**Exercise instructions:**
Look over the lines below. Report each one that includes the string "JSON".

──────── Material to process ────────

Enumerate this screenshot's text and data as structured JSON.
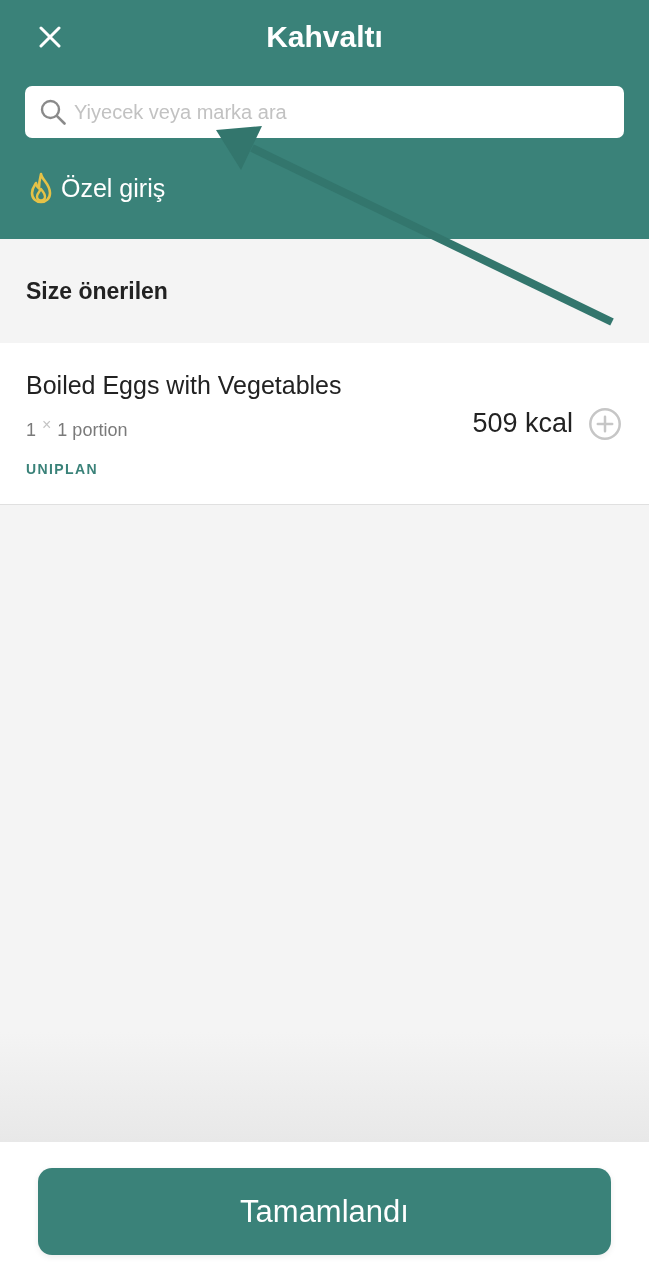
{
  "header": {
    "title": "Kahvaltı"
  },
  "search": {
    "placeholder": "Yiyecek veya marka ara"
  },
  "custom_entry": {
    "label": "Özel giriş"
  },
  "section": {
    "title": "Size önerilen"
  },
  "items": [
    {
      "name": "Boiled Eggs with Vegetables",
      "serving": "1 $^{×}$ 1 portion",
      "source": "UNIPLAN",
      "calories": "509 kcal"
    }
  ],
  "footer": {
    "button": "Tamamlandı"
  }
}
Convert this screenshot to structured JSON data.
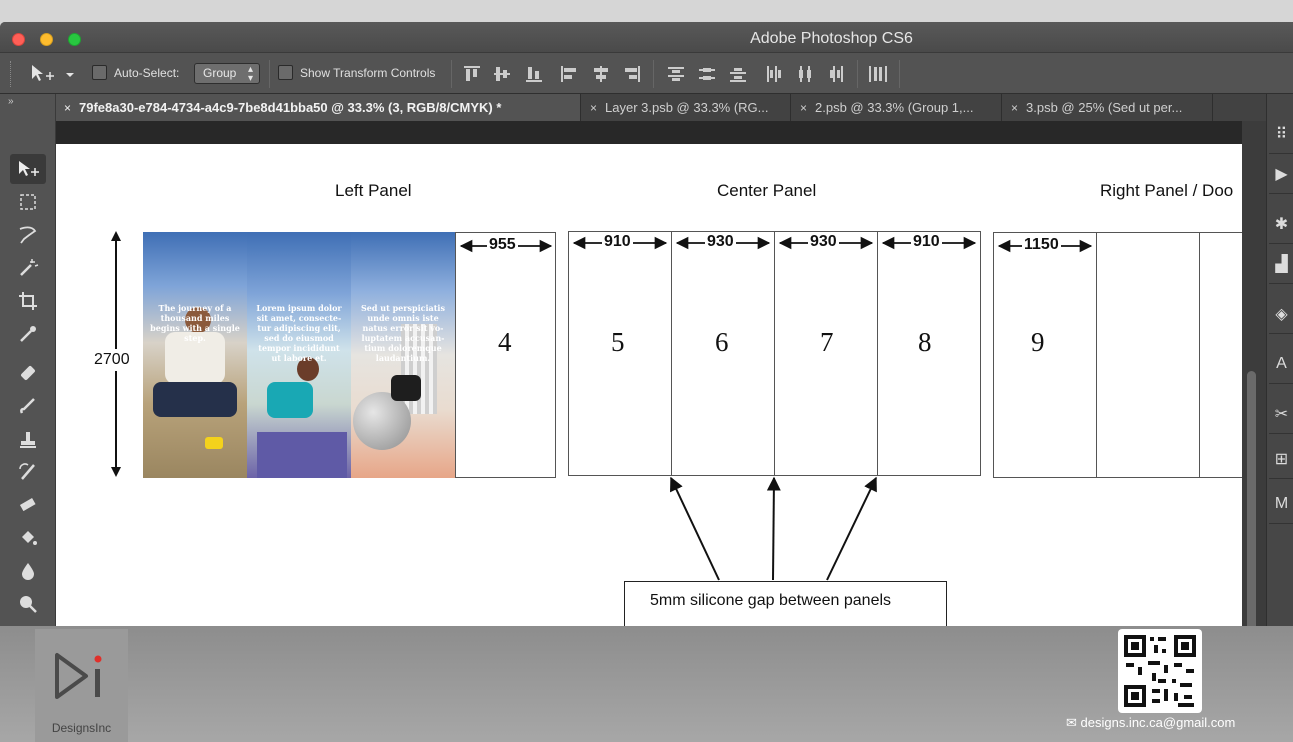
{
  "app": {
    "title": "Adobe Photoshop CS6"
  },
  "options": {
    "auto_select_label": "Auto-Select:",
    "auto_select_value": "Group",
    "transform_label": "Show Transform Controls"
  },
  "tabs": [
    {
      "label": "79fe8a30-e784-4734-a4c9-7be8d41bba50 @ 33.3% (3, RGB/8/CMYK) *",
      "active": true
    },
    {
      "label": "Layer 3.psb @ 33.3% (RG..."
    },
    {
      "label": "2.psb @ 33.3% (Group 1,..."
    },
    {
      "label": "3.psb @ 25% (Sed ut per..."
    }
  ],
  "document": {
    "left_panel_label": "Left Panel",
    "center_panel_label": "Center Panel",
    "right_panel_label": "Right Panel / Doo",
    "height_dim": "2700",
    "panel_numbers": [
      "4",
      "5",
      "6",
      "7",
      "8",
      "9"
    ],
    "widths": [
      "955",
      "910",
      "930",
      "930",
      "910",
      "1150"
    ],
    "callout": "5mm silicone gap between panels",
    "photo_texts": [
      "The journey of a thousand miles begins with a single step.",
      "Lorem ipsum dolor sit amet, consecte-tur adipiscing elit, sed do eiusmod tempor incididunt ut labore et.",
      "Sed ut perspiciatis unde omnis iste natus error sit vo-luptatem accusan-tium doloremque laudantium."
    ]
  },
  "footer": {
    "logo_text": "DesignsInc",
    "email": "designs.inc.ca@gmail.com"
  },
  "colors": {
    "accent_red": "#e0302a",
    "chrome": "#535353"
  }
}
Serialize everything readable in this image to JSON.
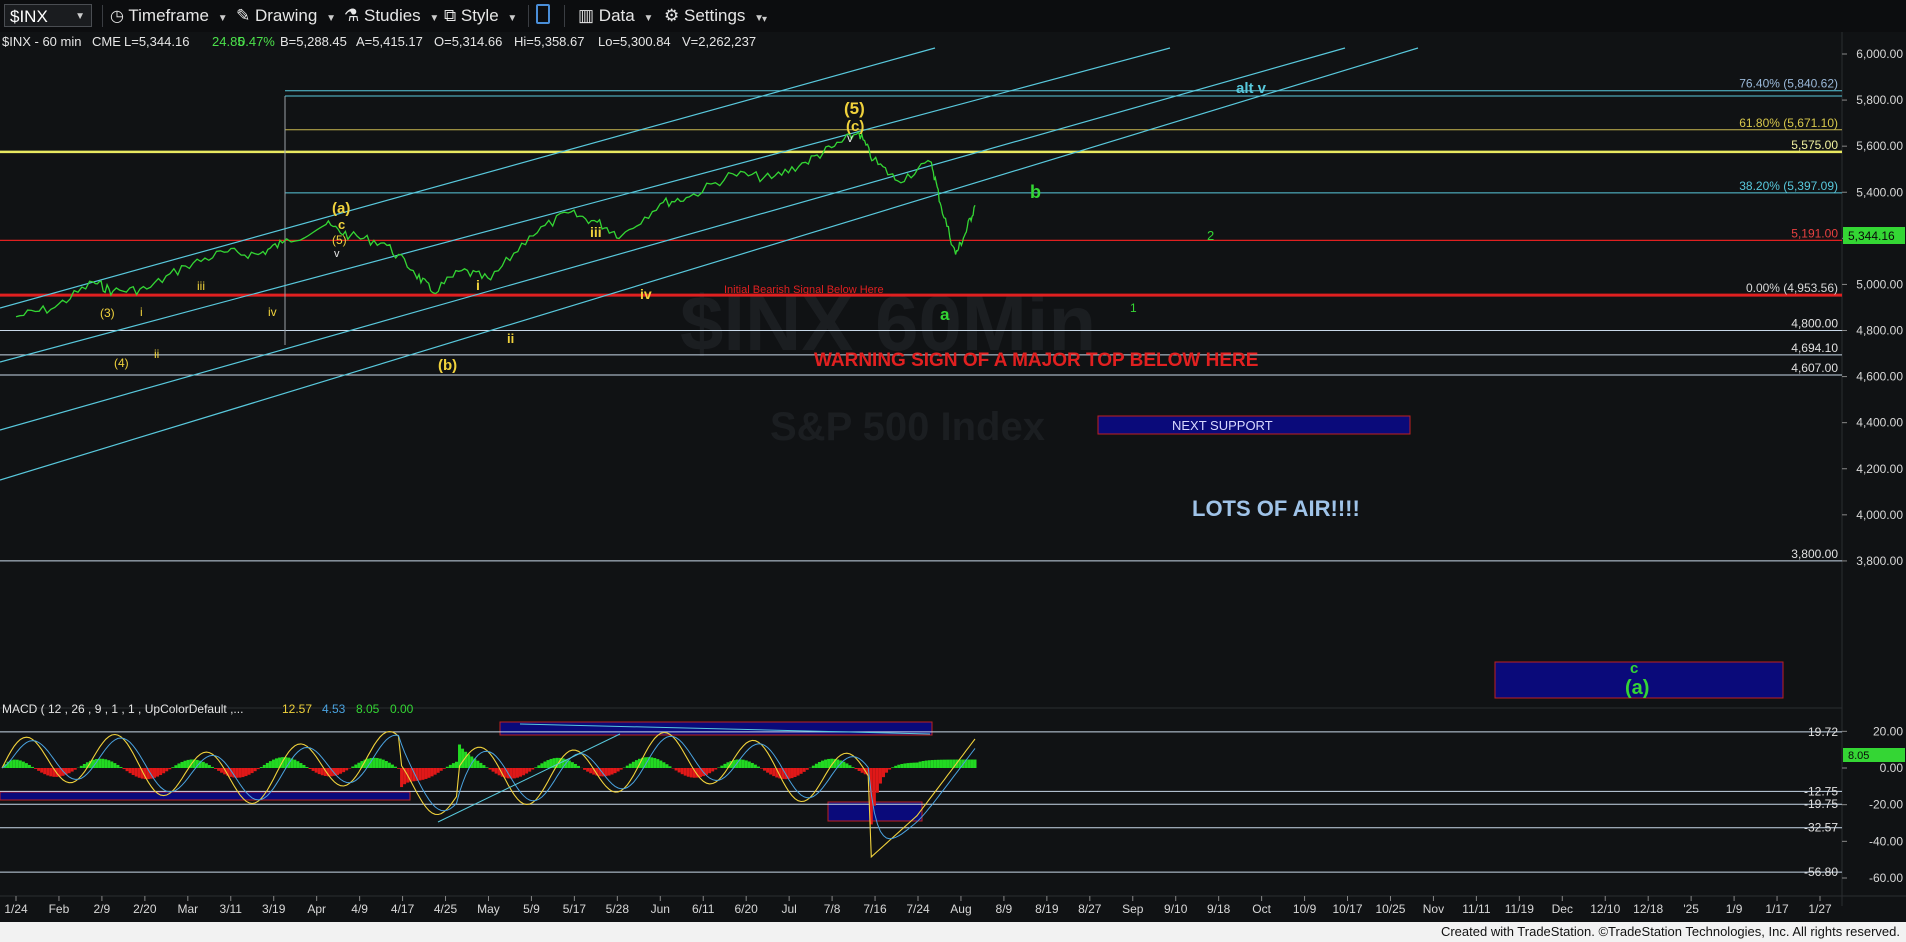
{
  "toolbar": {
    "symbol": "$INX",
    "timeframe": "Timeframe",
    "drawing": "Drawing",
    "studies": "Studies",
    "style": "Style",
    "data": "Data",
    "settings": "Settings"
  },
  "info_line": {
    "symbol": "$INX - 60 min",
    "exchange": "CME",
    "last": "L=5,344.16",
    "change": "24.85",
    "change_pct": "0.47%",
    "bid": "B=5,288.45",
    "ask": "A=5,415.17",
    "open": "O=5,314.66",
    "high": "Hi=5,358.67",
    "low": "Lo=5,300.84",
    "volume": "V=2,262,237"
  },
  "watermark": {
    "line1": "$INX 60Min",
    "line2": "S&P 500 Index"
  },
  "macd_header": {
    "label": "MACD ( 12 , 26 , 9 , 1 , 1 , UpColorDefault ,...",
    "v1": "12.57",
    "v2": "4.53",
    "v3": "8.05",
    "v4": "0.00"
  },
  "footer": "Created with TradeStation. ©TradeStation Technologies, Inc. All rights reserved.",
  "colors": {
    "background": "#101214",
    "price": "#34d634",
    "macd_line": "#f0d23c",
    "signal_line": "#4aa3e0",
    "hist_up": "#22d922",
    "hist_down": "#e01818",
    "channel": "#58c8dc",
    "yellow_level": "#e8e860",
    "red_level": "#e02020",
    "support_box": "#0a0a7a"
  },
  "chart_data": {
    "type": "line",
    "title": "$INX - 60 min",
    "price_axis": {
      "ticks": [
        "6,000.00",
        "5,800.00",
        "5,600.00",
        "5,400.00",
        "5,200.00",
        "5,000.00",
        "4,800.00",
        "4,600.00",
        "4,400.00",
        "4,200.00",
        "4,000.00",
        "3,800.00"
      ],
      "last_price": "5,344.16"
    },
    "macd_axis": {
      "ticks": [
        "20.00",
        "0.00",
        "-20.00",
        "-40.00",
        "-60.00"
      ],
      "last_value": "8.05"
    },
    "x_labels": [
      "1/24",
      "Feb",
      "2/9",
      "2/20",
      "Mar",
      "3/11",
      "3/19",
      "Apr",
      "4/9",
      "4/17",
      "4/25",
      "May",
      "5/9",
      "5/17",
      "5/28",
      "Jun",
      "6/11",
      "6/20",
      "Jul",
      "7/8",
      "7/16",
      "7/24",
      "Aug",
      "8/9",
      "8/19",
      "8/27",
      "Sep",
      "9/10",
      "9/18",
      "Oct",
      "10/9",
      "10/17",
      "10/25",
      "Nov",
      "11/11",
      "11/19",
      "Dec",
      "12/10",
      "12/18",
      "'25",
      "1/9",
      "1/17",
      "1/27"
    ],
    "price_series": [
      [
        "1/24",
        4860
      ],
      [
        "2/1",
        4900
      ],
      [
        "2/9",
        5010
      ],
      [
        "2/13",
        4970
      ],
      [
        "2/20",
        4980
      ],
      [
        "2/28",
        5080
      ],
      [
        "3/7",
        5140
      ],
      [
        "3/14",
        5130
      ],
      [
        "3/19",
        5180
      ],
      [
        "3/28",
        5260
      ],
      [
        "4/2",
        5210
      ],
      [
        "4/9",
        5180
      ],
      [
        "4/15",
        5060
      ],
      [
        "4/19",
        4965
      ],
      [
        "4/25",
        5060
      ],
      [
        "5/1",
        5020
      ],
      [
        "5/9",
        5210
      ],
      [
        "5/17",
        5310
      ],
      [
        "5/23",
        5270
      ],
      [
        "5/28",
        5210
      ],
      [
        "6/5",
        5350
      ],
      [
        "6/11",
        5380
      ],
      [
        "6/20",
        5480
      ],
      [
        "6/28",
        5460
      ],
      [
        "7/5",
        5530
      ],
      [
        "7/11",
        5600
      ],
      [
        "7/16",
        5660
      ],
      [
        "7/19",
        5540
      ],
      [
        "7/24",
        5450
      ],
      [
        "7/31",
        5530
      ],
      [
        "8/2",
        5340
      ],
      [
        "8/5",
        5130
      ],
      [
        "8/7",
        5220
      ],
      [
        "8/9",
        5344
      ]
    ],
    "levels": [
      {
        "value": 5840.62,
        "label": "76.40% (5,840.62)"
      },
      {
        "value": 5671.1,
        "label": "61.80% (5,671.10)"
      },
      {
        "value": 5575.0,
        "label": "5,575.00"
      },
      {
        "value": 5397.09,
        "label": "38.20% (5,397.09)"
      },
      {
        "value": 5191.0,
        "label": "5,191.00"
      },
      {
        "value": 4953.56,
        "label": "0.00% (4,953.56)"
      },
      {
        "value": 4800.0,
        "label": "4,800.00"
      },
      {
        "value": 4694.1,
        "label": "4,694.10"
      },
      {
        "value": 4607.0,
        "label": "4,607.00"
      },
      {
        "value": 3800.0,
        "label": "3,800.00"
      }
    ],
    "macd_levels": [
      {
        "value": 19.72,
        "label": "19.72"
      },
      {
        "value": -12.75,
        "label": "-12.75"
      },
      {
        "value": -19.75,
        "label": "-19.75"
      },
      {
        "value": -32.57,
        "label": "-32.57"
      },
      {
        "value": -56.8,
        "label": "-56.80"
      }
    ],
    "annotations": {
      "warning": "WARNING SIGN OF A MAJOR TOP BELOW HERE",
      "initial_bearish": "Initial Bearish Signal Below Here",
      "next_support": "NEXT SUPPORT",
      "lots_of_air": "LOTS OF AIR!!!!",
      "alt_v": "alt v",
      "wave_b": "b",
      "wave_2": "2",
      "wave_1": "1",
      "wave_a": "a",
      "wave_c": "c",
      "wave_a_paren": "(a)",
      "yellow_5_paren": "(5)",
      "yellow_c_paren": "(c)",
      "yellow_v_top": "v",
      "yellow_a_paren": "(a)",
      "yellow_c": "c",
      "yellow_5_small": "(5)",
      "yellow_v_small": "v",
      "yellow_3": "(3)",
      "yellow_4": "(4)",
      "yellow_i_feb": "i",
      "yellow_ii_feb": "ii",
      "yellow_iii_mar": "iii",
      "yellow_iv_mar": "iv",
      "yellow_b_paren": "(b)",
      "yellow_i_may": "i",
      "yellow_ii_may": "ii",
      "yellow_iii_may": "iii",
      "yellow_iv_jun": "iv"
    }
  }
}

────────

**Task output:**
Enumerate this screenshot's text and data as structured JSON.
Convert this screenshot to structured JSON data.
Serialize everything readable in this image to JSON.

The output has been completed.